TASK STATEMENT | Check the listing that follows and work out how many lines include "letter". The reply is that number alone.
•••••
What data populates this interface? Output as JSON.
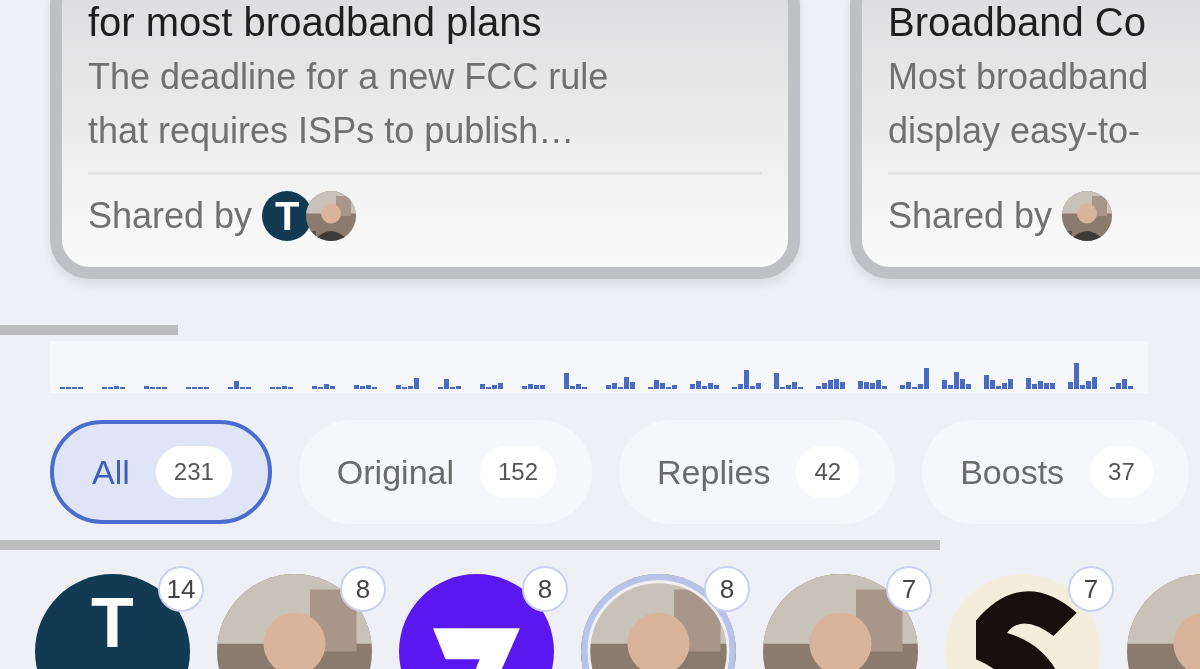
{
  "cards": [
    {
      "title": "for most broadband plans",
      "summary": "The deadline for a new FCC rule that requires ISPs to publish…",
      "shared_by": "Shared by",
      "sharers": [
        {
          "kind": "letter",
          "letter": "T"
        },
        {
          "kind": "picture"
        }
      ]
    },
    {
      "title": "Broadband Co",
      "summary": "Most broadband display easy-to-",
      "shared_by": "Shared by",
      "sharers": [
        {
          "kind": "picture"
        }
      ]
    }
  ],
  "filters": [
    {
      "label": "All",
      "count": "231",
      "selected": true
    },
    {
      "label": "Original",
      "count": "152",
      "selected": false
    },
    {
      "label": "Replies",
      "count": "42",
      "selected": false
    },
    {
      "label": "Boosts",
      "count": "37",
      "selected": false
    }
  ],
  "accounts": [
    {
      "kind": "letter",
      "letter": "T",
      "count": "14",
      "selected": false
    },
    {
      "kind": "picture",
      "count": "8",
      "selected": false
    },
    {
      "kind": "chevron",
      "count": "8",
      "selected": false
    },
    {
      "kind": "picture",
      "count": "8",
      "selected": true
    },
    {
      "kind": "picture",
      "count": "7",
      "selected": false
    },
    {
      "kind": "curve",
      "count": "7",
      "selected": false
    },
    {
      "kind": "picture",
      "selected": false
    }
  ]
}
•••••
SOLUTION FOR THIS EXERCISE | 4